Skip Ribbon Commands
Skip to main content
Aviation Accident

Quick Launch

NTSB Identification: WPR14CA086
14 CFR Part 91: General Aviation
Accident occurred Friday, January 03, 2014 in Shaw Island, WA
Probable Cause Approval Date: 05/05/2014
Aircraft: DEHAVILLAND BEAVER DHC 2 MK.1, registration: N5484U
Injuries: 1 Minor.

NTSB investigators used data provided by various entities, including, but not limited to, the Federal Aviation Administration and/or the operator and did not travel in support of this investigation to prepare this aircraft accident report.

The pilot was departing on a personal local flight from a narrow, tree-lined, private airstrip, located on a small island, in a single-engine, amphibious float-equipped airplane. After lifting off, as he approached the departure end of the runway, the airplane suddenly rolled left into the trees. The airplane came to rest at the base of the trees, standing on its nose and float tips. The pilot said there were no known preaccident mechanical anomalies with the airplane, and that he thought either the flap system or aileron system had malfunctioned causing the abrupt left roll. The airplane sustained substantial damage to both wings and the fuselage.

The pilot reported that when he took off the wind was calm. A resident of the island, who was working outside, heard and responded to the accident. He said the wind at his residence was gusty and varying in direction. The departure end of the runway is over a bay, and he said there were whitecaps on the bay when he arrived at the accident site.

Two islands, one to the north and one to the west of the accident island, have automated weather reporting stations. The island to the north was reporting wind at 12 knots gusting to 20 knots. The island to the west was reporting calm wind.

On site documentation revealed there was a break in the tree-line along the right side of the runway, about the same area where the loss of control occurred. A commercial airplane operator reported that he suspended flight operations to neighboring islands the afternoon of the accident, due to wind/wind shear.

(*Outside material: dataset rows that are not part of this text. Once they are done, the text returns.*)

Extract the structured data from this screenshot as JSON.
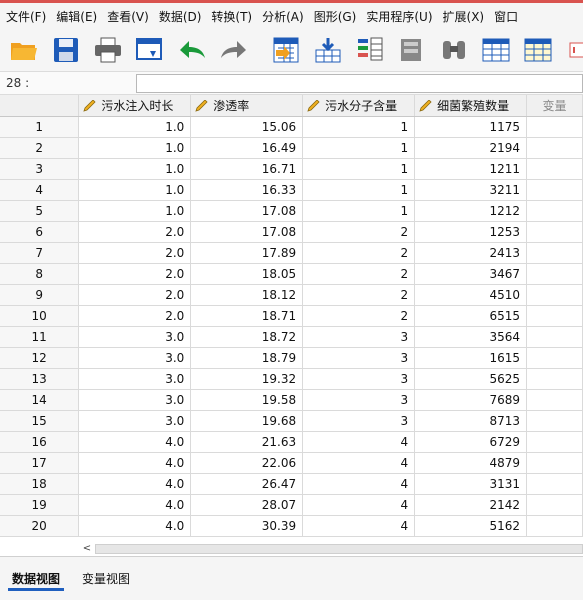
{
  "colors": {
    "accent": "#1f5fbf",
    "toolbar_bg": "#f5f5f5",
    "grid_line": "#dadada",
    "header_bg": "#f0f0f0"
  },
  "menu": {
    "items": [
      "文件(F)",
      "编辑(E)",
      "查看(V)",
      "数据(D)",
      "转换(T)",
      "分析(A)",
      "图形(G)",
      "实用程序(U)",
      "扩展(X)",
      "窗口"
    ]
  },
  "toolbar": {
    "icons": [
      "open-folder-icon",
      "save-icon",
      "print-icon",
      "dialog-recall-icon",
      "undo-icon",
      "redo-icon",
      "goto-case-icon",
      "goto-variable-icon",
      "variables-icon",
      "run-descriptives-icon",
      "find-icon",
      "insert-cases-icon",
      "insert-variable-icon",
      "split-file-icon"
    ]
  },
  "cellbar": {
    "ref": "28 :",
    "value": ""
  },
  "table": {
    "columns": [
      "污水注入时长",
      "渗透率",
      "污水分子含量",
      "细菌繁殖数量",
      "变量"
    ],
    "rows": [
      {
        "n": "1",
        "c1": "1.0",
        "c2": "15.06",
        "c3": "1",
        "c4": "1175"
      },
      {
        "n": "2",
        "c1": "1.0",
        "c2": "16.49",
        "c3": "1",
        "c4": "2194"
      },
      {
        "n": "3",
        "c1": "1.0",
        "c2": "16.71",
        "c3": "1",
        "c4": "1211"
      },
      {
        "n": "4",
        "c1": "1.0",
        "c2": "16.33",
        "c3": "1",
        "c4": "3211"
      },
      {
        "n": "5",
        "c1": "1.0",
        "c2": "17.08",
        "c3": "1",
        "c4": "1212"
      },
      {
        "n": "6",
        "c1": "2.0",
        "c2": "17.08",
        "c3": "2",
        "c4": "1253"
      },
      {
        "n": "7",
        "c1": "2.0",
        "c2": "17.89",
        "c3": "2",
        "c4": "2413"
      },
      {
        "n": "8",
        "c1": "2.0",
        "c2": "18.05",
        "c3": "2",
        "c4": "3467"
      },
      {
        "n": "9",
        "c1": "2.0",
        "c2": "18.12",
        "c3": "2",
        "c4": "4510"
      },
      {
        "n": "10",
        "c1": "2.0",
        "c2": "18.71",
        "c3": "2",
        "c4": "6515"
      },
      {
        "n": "11",
        "c1": "3.0",
        "c2": "18.72",
        "c3": "3",
        "c4": "3564"
      },
      {
        "n": "12",
        "c1": "3.0",
        "c2": "18.79",
        "c3": "3",
        "c4": "1615"
      },
      {
        "n": "13",
        "c1": "3.0",
        "c2": "19.32",
        "c3": "3",
        "c4": "5625"
      },
      {
        "n": "14",
        "c1": "3.0",
        "c2": "19.58",
        "c3": "3",
        "c4": "7689"
      },
      {
        "n": "15",
        "c1": "3.0",
        "c2": "19.68",
        "c3": "3",
        "c4": "8713"
      },
      {
        "n": "16",
        "c1": "4.0",
        "c2": "21.63",
        "c3": "4",
        "c4": "6729"
      },
      {
        "n": "17",
        "c1": "4.0",
        "c2": "22.06",
        "c3": "4",
        "c4": "4879"
      },
      {
        "n": "18",
        "c1": "4.0",
        "c2": "26.47",
        "c3": "4",
        "c4": "3131"
      },
      {
        "n": "19",
        "c1": "4.0",
        "c2": "28.07",
        "c3": "4",
        "c4": "2142"
      },
      {
        "n": "20",
        "c1": "4.0",
        "c2": "30.39",
        "c3": "4",
        "c4": "5162"
      }
    ]
  },
  "scrollbar": {
    "left_arrow": "<"
  },
  "tabs": [
    {
      "label": "数据视图",
      "active": true
    },
    {
      "label": "变量视图",
      "active": false
    }
  ]
}
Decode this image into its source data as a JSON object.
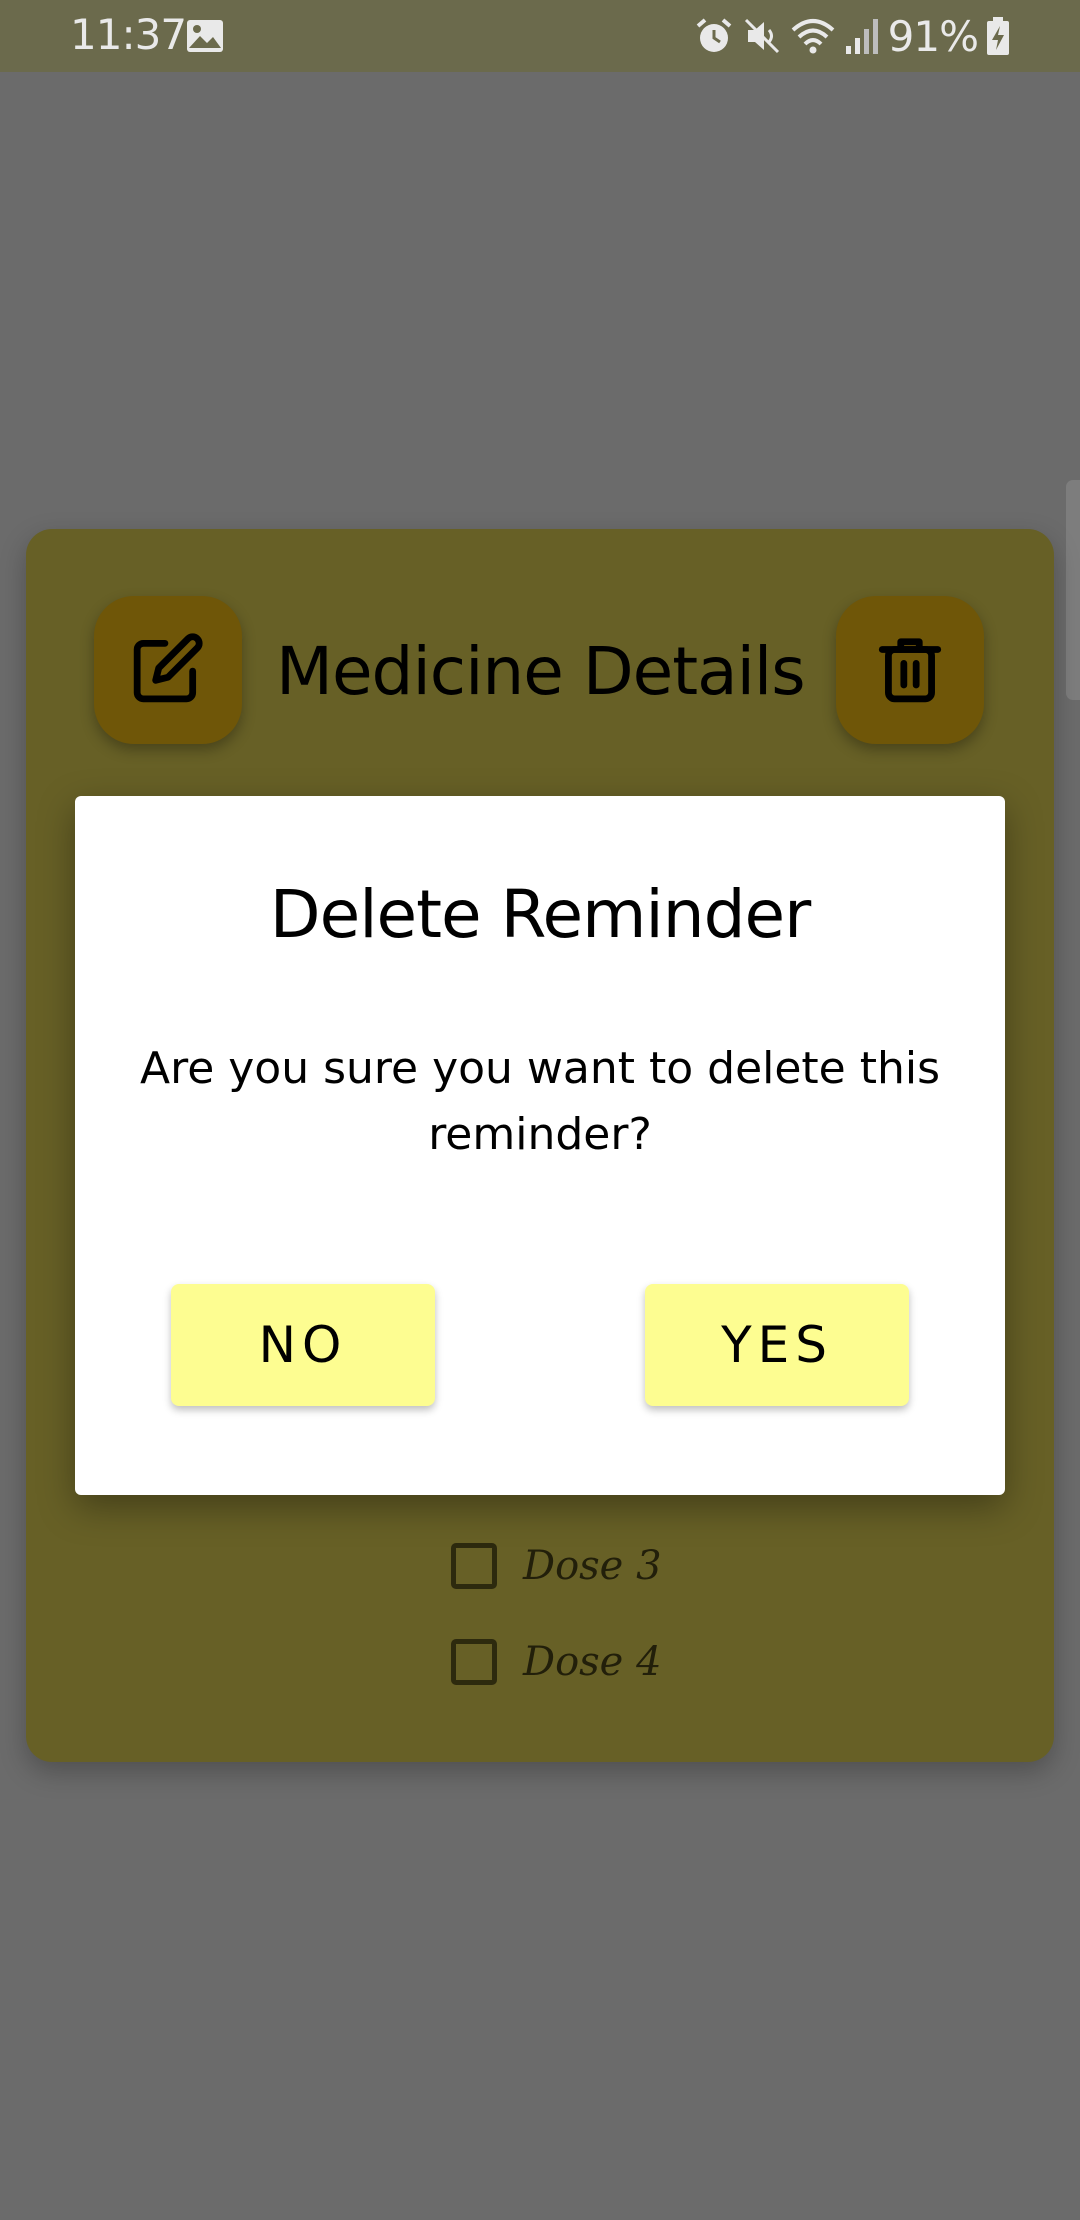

A postaccident examination of the airframe did not reveal any mechanical malfunctions or failures that would have precluded normal operation.

The National Transportation Safety Board determines the probable cause(s) of this accident as follows:
  • The pilot's failure to maintain directional control during takeoff in variable wind conditions, resulting in a collision with trees lining the left side of the runway.